"Pages From a Journal Found in a Shoebox Left in a Greyhound Bus Somewhere Between Tulsa, Oklahoma, and Louisville, Kentucky"
This title may, or may not, refer to one of the oldest science fiction novels of all, James De Mille's A Strange Manuscript Found in a Copper Cylinder, which was published in 1888. But, as I said last week, Gaiman reminds me of a lot of things - we seem to carry around a lot of the same cultural baggage and, listening to him talk, it's clear that his knowledge of the subject is extensive.
I tried to be too clever with this story - I started looking for a reference to red in every section, which I thought might be the kind of conceit Gaiman would go for. But I lucked out around the fifth section and had to start over, to gradually discover that Scarlet was possibly a ghost, but at any rate something unattainable, which is why she could always stay ahead even though she was walking...and, of course, it wasn't until the end that I saw it was another Mobius story.
"How to Talk to Girls at Parties"

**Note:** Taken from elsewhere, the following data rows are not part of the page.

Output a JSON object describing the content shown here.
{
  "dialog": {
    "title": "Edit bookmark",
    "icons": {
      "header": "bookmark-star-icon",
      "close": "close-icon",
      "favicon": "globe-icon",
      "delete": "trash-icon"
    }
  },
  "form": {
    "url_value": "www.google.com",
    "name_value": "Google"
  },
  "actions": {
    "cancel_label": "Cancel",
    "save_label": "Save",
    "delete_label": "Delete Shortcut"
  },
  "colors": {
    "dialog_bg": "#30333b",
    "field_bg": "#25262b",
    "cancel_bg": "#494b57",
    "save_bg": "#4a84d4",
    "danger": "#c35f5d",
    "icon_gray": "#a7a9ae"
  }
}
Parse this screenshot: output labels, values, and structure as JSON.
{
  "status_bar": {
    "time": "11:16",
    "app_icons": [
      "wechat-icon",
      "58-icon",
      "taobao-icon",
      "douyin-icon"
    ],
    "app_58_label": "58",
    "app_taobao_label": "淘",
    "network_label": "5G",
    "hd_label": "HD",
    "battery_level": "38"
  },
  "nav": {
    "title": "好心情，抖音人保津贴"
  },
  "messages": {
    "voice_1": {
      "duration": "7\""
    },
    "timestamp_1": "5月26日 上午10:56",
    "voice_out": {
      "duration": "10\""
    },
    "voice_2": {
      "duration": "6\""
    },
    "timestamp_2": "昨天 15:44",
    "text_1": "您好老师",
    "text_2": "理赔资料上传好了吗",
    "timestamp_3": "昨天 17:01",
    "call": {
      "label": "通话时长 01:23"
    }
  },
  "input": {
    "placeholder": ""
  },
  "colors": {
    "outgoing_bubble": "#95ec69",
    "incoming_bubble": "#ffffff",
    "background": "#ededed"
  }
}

I don't really have a lot to say about this one. It feels as if it starts out being drawn from real memory, and then it turns into something else. It's a good story, it's nicely done, it's very good on that sort of tremulous anticipation about getting close to someone of the opposite sex in dark surroundings that characterises one's early teenage years; I liked the idea behind it and the contrast with the nicely prosaic title - maybe I was just too tired when I was reading it. Maybe it's just a perfectly good story that I don't have anything more to say about.